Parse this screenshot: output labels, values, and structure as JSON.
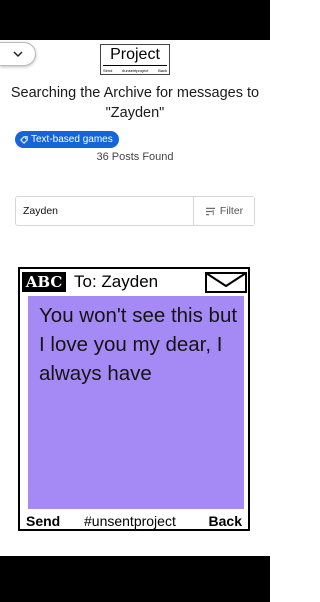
{
  "header": {
    "logo_title": "Project",
    "logo_links": [
      "Send",
      "#unsentproject",
      "Back"
    ],
    "collapse_icon": "chevron-down-icon"
  },
  "search_result": {
    "headline": "Searching the Archive for messages to \"Zayden\"",
    "tag_label": "Text-based games",
    "tag_icon": "tag-icon",
    "count_text": "36 Posts Found"
  },
  "search": {
    "value": "Zayden",
    "filter_label": "Filter",
    "filter_icon": "filter-sort-icon"
  },
  "post": {
    "badge": "ABC",
    "to_label": "To: Zayden",
    "envelope_icon": "envelope-icon",
    "message": "You won't see this but I love you my dear, I always have",
    "footer_send": "Send",
    "footer_hashtag": "#unsentproject",
    "footer_back": "Back",
    "message_color": "#a58af5"
  },
  "colors": {
    "accent": "#1565d8",
    "chrome": "#000000"
  }
}
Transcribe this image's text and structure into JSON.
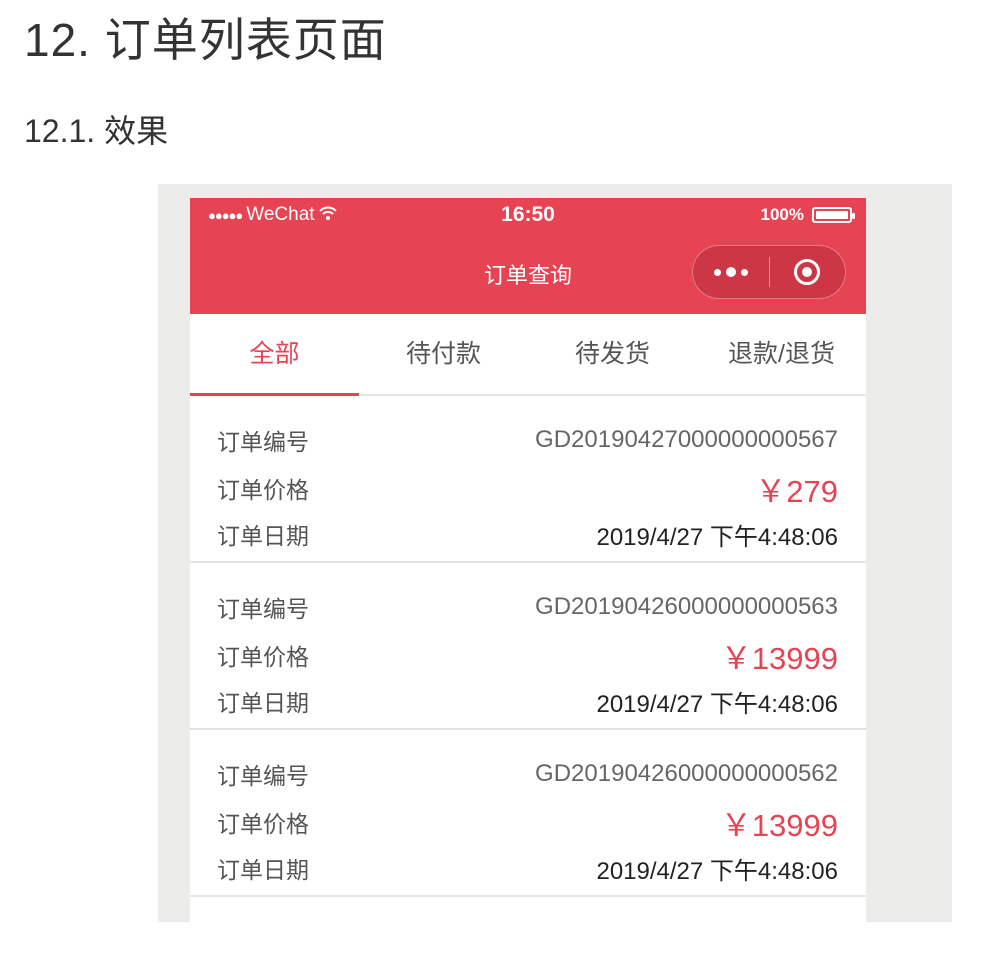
{
  "doc": {
    "heading": "12. 订单列表页面",
    "subheading": "12.1. 效果"
  },
  "statusbar": {
    "signal": "●●●●●",
    "carrier": "WeChat",
    "time": "16:50",
    "battery_text": "100%",
    "battery_level": 1.0
  },
  "navbar": {
    "title": "订单查询"
  },
  "tabs": [
    {
      "label": "全部",
      "active": true
    },
    {
      "label": "待付款",
      "active": false
    },
    {
      "label": "待发货",
      "active": false
    },
    {
      "label": "退款/退货",
      "active": false
    }
  ],
  "orders": [
    {
      "no_label": "订单编号",
      "no": "GD20190427000000000567",
      "price_label": "订单价格",
      "price": "￥279",
      "date_label": "订单日期",
      "date": "2019/4/27 下午4:48:06"
    },
    {
      "no_label": "订单编号",
      "no": "GD20190426000000000563",
      "price_label": "订单价格",
      "price": "￥13999",
      "date_label": "订单日期",
      "date": "2019/4/27 下午4:48:06"
    },
    {
      "no_label": "订单编号",
      "no": "GD20190426000000000562",
      "price_label": "订单价格",
      "price": "￥13999",
      "date_label": "订单日期",
      "date": "2019/4/27 下午4:48:06"
    }
  ],
  "colors": {
    "brand": "#e64453",
    "page_bg": "#ececea"
  },
  "icons": [
    "wifi-icon",
    "battery-icon",
    "more-dots-icon",
    "close-target-icon"
  ]
}
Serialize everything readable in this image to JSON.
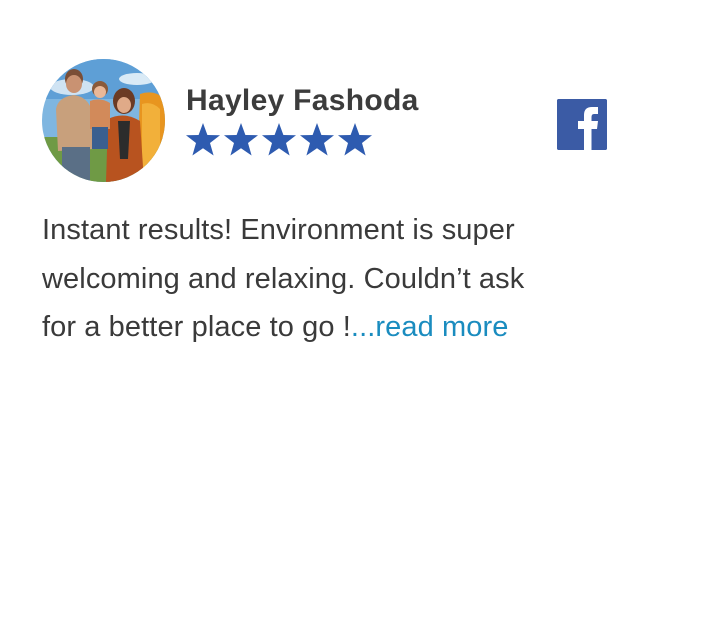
{
  "review": {
    "reviewer_name": "Hayley Fashoda",
    "rating": 5,
    "max_rating": 5,
    "text_lines": [
      "Instant results! Environment is super",
      "welcoming and relaxing. Couldn’t ask",
      "for a better place to go !"
    ],
    "read_more_label": "...read more",
    "source_icon": "facebook-icon",
    "avatar_icon": "avatar-photo"
  },
  "colors": {
    "star": "#2e5bb0",
    "facebook": "#3b5ba5",
    "name_text": "#3c3c3c",
    "body_text": "#3a3a3a",
    "link": "#1a8cbf"
  }
}
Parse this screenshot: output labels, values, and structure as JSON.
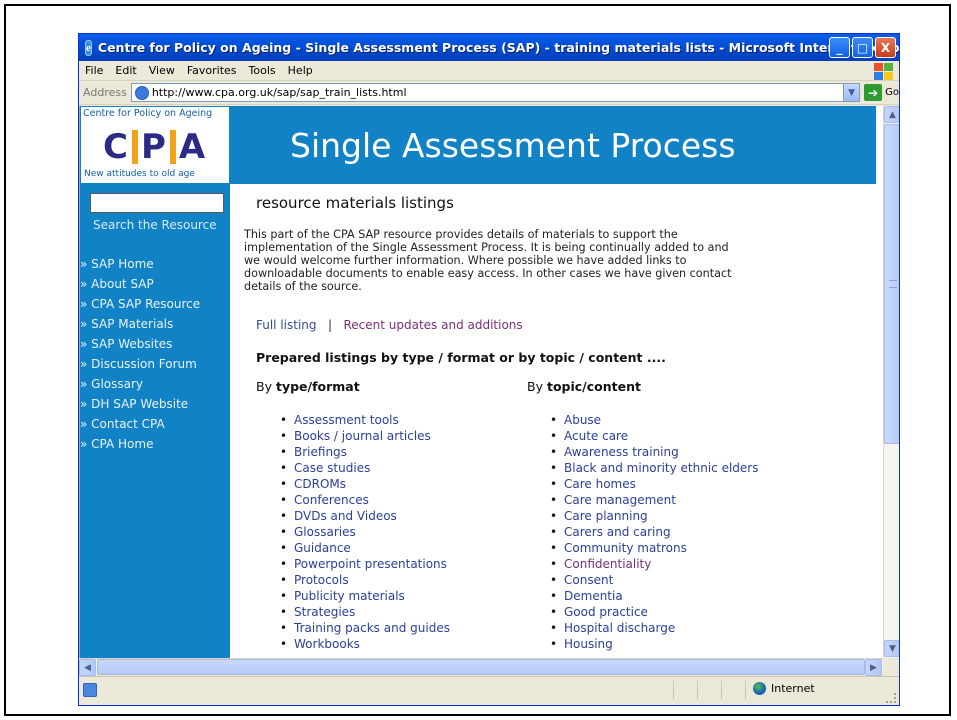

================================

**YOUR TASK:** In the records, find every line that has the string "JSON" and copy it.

**EXPECTED OUTPUT:**
Parse this screenshot: output labels, values, and structure as JSON.
Transcribe this image's text and structure into JSON.
Serialize everything readable in this image to JSON.
Parse this screenshot: output labels, values, and structure as JSON.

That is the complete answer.